There is also a greater understanding of the role of soils and soil bacteria in adsorbing and treating waste nutrient material in on-site land-application areas. This has resulted in much wider choices in providing pre-treatment of domestic wastewaters and then subsequent discharge to a land treatment area on-site.

Primary Treatment versus Secondary Treatment

Traditional septic tank systems provide only ‘primary’ treatment and require ample topsoil and organic matter to enable bacteria to break down septic tank effluent and allow the water in the effluent to soak away effectively. The soil provides the majority of the treatment in a septic tank and soakage trench system. Poor soils can be a contributing factor to system failure. The ‘secondary’ treatment process provided by modern treatment systems (aerated treatment or modern septic tank and packed bed filter systems) breaks down most of the waste matter and creates nutrients for plant growth.
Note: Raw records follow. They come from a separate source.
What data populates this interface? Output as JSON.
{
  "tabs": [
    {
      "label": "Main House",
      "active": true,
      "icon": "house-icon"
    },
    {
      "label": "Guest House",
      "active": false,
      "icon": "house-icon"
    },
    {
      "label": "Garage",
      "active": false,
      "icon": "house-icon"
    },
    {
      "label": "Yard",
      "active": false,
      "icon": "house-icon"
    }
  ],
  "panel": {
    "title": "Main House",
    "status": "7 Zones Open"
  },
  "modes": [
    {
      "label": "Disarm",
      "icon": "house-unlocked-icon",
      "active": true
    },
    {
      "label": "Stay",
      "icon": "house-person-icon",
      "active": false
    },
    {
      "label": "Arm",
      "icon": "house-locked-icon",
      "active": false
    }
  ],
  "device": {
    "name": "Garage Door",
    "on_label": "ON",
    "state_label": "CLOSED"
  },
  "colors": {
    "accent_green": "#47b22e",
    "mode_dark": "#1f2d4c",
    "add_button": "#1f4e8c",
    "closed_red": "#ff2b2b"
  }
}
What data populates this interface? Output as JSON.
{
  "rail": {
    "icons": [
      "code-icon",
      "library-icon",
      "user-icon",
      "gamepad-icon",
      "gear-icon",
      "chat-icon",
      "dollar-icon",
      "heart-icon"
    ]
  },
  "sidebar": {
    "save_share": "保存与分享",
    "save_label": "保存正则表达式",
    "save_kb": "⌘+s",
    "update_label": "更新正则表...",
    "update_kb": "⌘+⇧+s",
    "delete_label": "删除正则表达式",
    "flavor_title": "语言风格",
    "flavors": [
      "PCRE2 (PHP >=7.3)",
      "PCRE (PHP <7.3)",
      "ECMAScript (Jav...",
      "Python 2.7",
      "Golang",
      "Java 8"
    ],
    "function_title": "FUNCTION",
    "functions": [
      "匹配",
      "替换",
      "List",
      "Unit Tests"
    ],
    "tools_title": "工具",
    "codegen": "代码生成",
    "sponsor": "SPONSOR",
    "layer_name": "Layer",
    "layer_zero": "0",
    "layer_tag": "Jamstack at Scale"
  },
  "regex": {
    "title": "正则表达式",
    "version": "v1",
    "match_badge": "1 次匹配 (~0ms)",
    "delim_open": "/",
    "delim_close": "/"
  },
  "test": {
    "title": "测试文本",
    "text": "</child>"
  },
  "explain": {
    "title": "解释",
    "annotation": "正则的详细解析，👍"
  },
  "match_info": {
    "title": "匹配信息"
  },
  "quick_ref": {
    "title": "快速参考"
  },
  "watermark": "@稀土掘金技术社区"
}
The soil is a less important part of the treatment process, but is still required to capture bacteria and viruses and enable them to die off with time.

So which is the best method?

Usually the most environmentally effective on-site wastewater system comprises either an aerobic treatment plant, or a modern septic tank and packed bed (sand or textile filter) treatment plant, both of which produce high quality effluent for use in supporting plant growth in landscaped areas via dripline irrigation.